The Emirates’ move to expand the 10-year golden visa programme, the economic gains generated by Expo 2020 Dubai and higher oil prices also supported property market growth.
Abu Dhabi recorded 5,472 real estate transactions worth Dh27.9 billion in the first quarter of 2023, according to the latest data from the Department of Municipalities and Transport.
The value of the deals in the emirate more than doubled during the three months to the end of March, while the volume of transactions, which includes property sales and mortgages, rose by 66 per cent.
Meanwhile, Dubai’s residential real estate prices rose in June at the strongest pace since 2014, as demand continued to rise.
The average price for residential units in the emirate grew by 16.9 per cent on an annual basis, up from 15.9 per cent year on year from the data recorded in May this year, CBRE said in its Dubai Residential Market Snapshot report this month.
Dubai is also the world's top market for $10 million homes as sales hit $3.1 billion in the first half of the year, edging past Hong Kong and New York, according to global property consultancy Knight Frank.
But while European and the British investors stand to benefit from a falling dollar, the impact is different for Indian and American property buyers.
The dollar has appreciated against the Indian rupee in the past one year, which in turn has affected Indian investors, who are among the top homebuyers in Dubai.
“For an Indian rupee-denominated buyer buying a property in the UAE, it has in fact become 2.8 per cent more expensive in the past year," Mr Khan said.
"A year ago, one US dollar was equivalent to 80 Indian rupees, now it is hovering around 82 rupees to a dollar."
American buyers are also facing steeper costs, given property prices have increased and the dirham is pegged to the US dollar, Mr Khan said.
However, Mr Aengaar cautioned that buyers need to consider currency risks before making long-term investment decisions.

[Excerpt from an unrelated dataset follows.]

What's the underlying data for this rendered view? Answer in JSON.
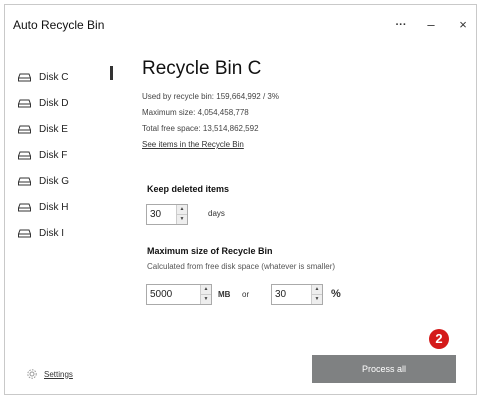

“Whilst a weaker dollar may provide immediate benefits, buyers should consider the long-term potential of the investment,” he said.